Of all the images from the July 31 primary, the day Brookhaven became a city, one stands out.
It’s a picture of Rep. Tom Taylor holding up a toy pig with wings. Rep. Mike Jacobs and J. Max Davis, president of Brookhaven Yes and now a candidate for mayor, smile as Taylor tells them the story about that flying pig.
It’s a story that began with Sandy Springs.
A Democratic official told Republicans that Sandy Springs would become a city when pigs fly, the story goes.
As a quick side note: the expression “when pigs fly” apparently has its origins in an old Scottish proverb, according to the World Wide Words website.
“It seems to have been a traditional Scottish proverb, which was first written down in 1586 in an edition of John Withal’s English-Latin dictionary for children,” writes website author Michael Quinion. “This had an appendix of proverbs rendered into Latin, of which one was the usual form of the proverb in the sixteenth and seventeenth centuries: ‘pigs fly in the air with their tails forward’. If they did indeed fly, the proverb argues, flying backwards would seem a small extra feat.”
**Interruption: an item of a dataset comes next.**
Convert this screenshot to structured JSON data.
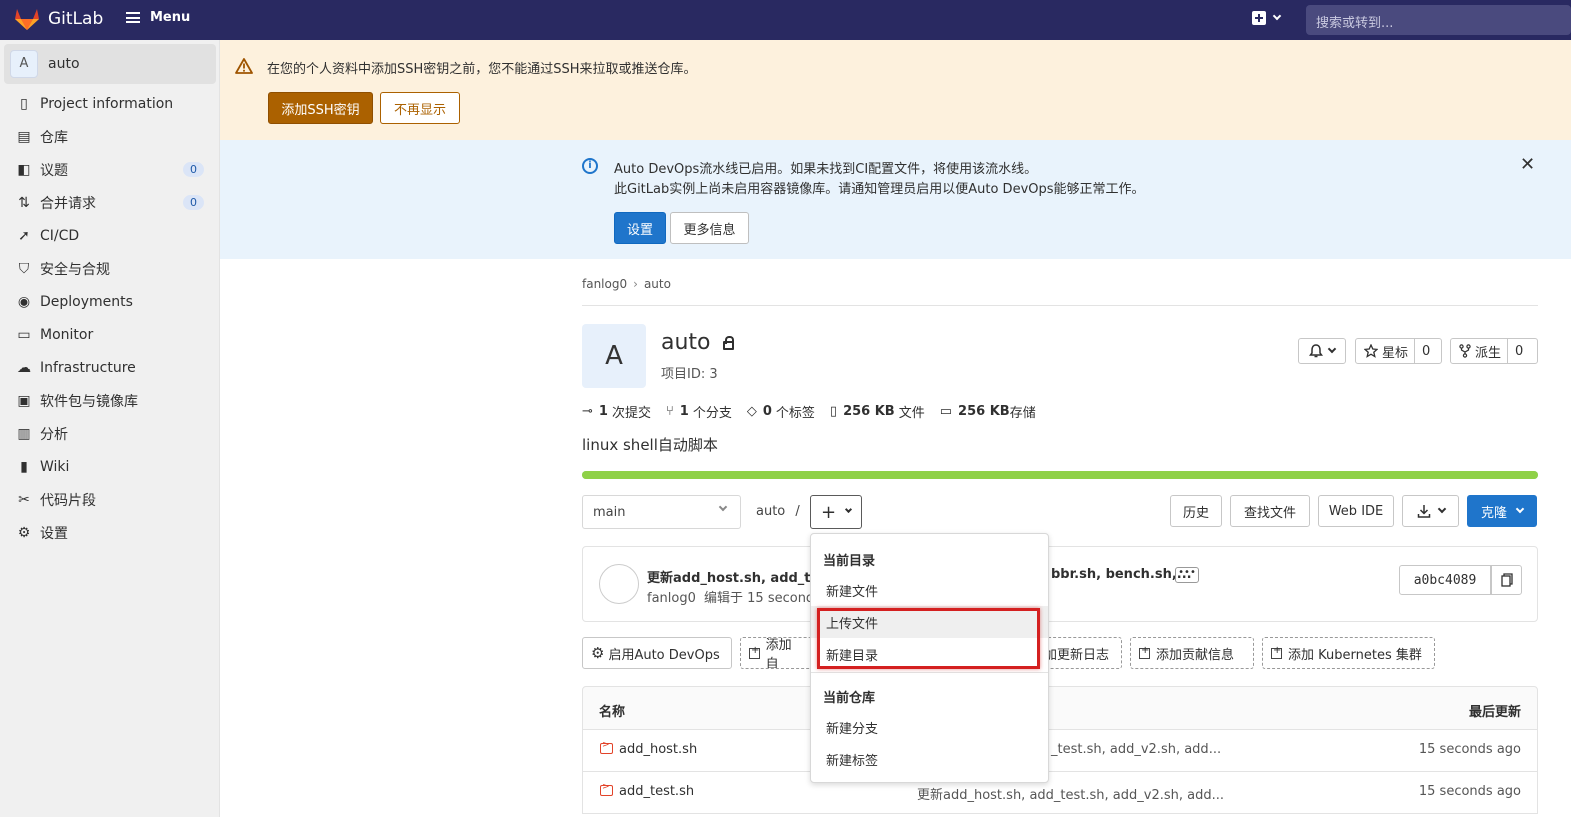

Accounts differ surrounding which Democrat in question made the bold claim about Sandy Springs. A recent New York Times profile of the city credits the source as an unnamed Democratic legislator. An old story from the Sandy Springs Reporter attributes the quote to an unnamed Fulton County commissioner. Another article, from a 2005 edition of State Legislatures magazine, attributes the comment to various Democratic officials.
Rep. Joe Wilkinson gave Mayor Eva Galambos the flying pig in 2005 when the city incorporated. Since then, the image has taken off, both as a cheerful reminder to Sandy Springs of its victory over naysayers and as a mascot for other new cities.
Brookhaven is Georgia’s seventh new city. The flying pig gets around.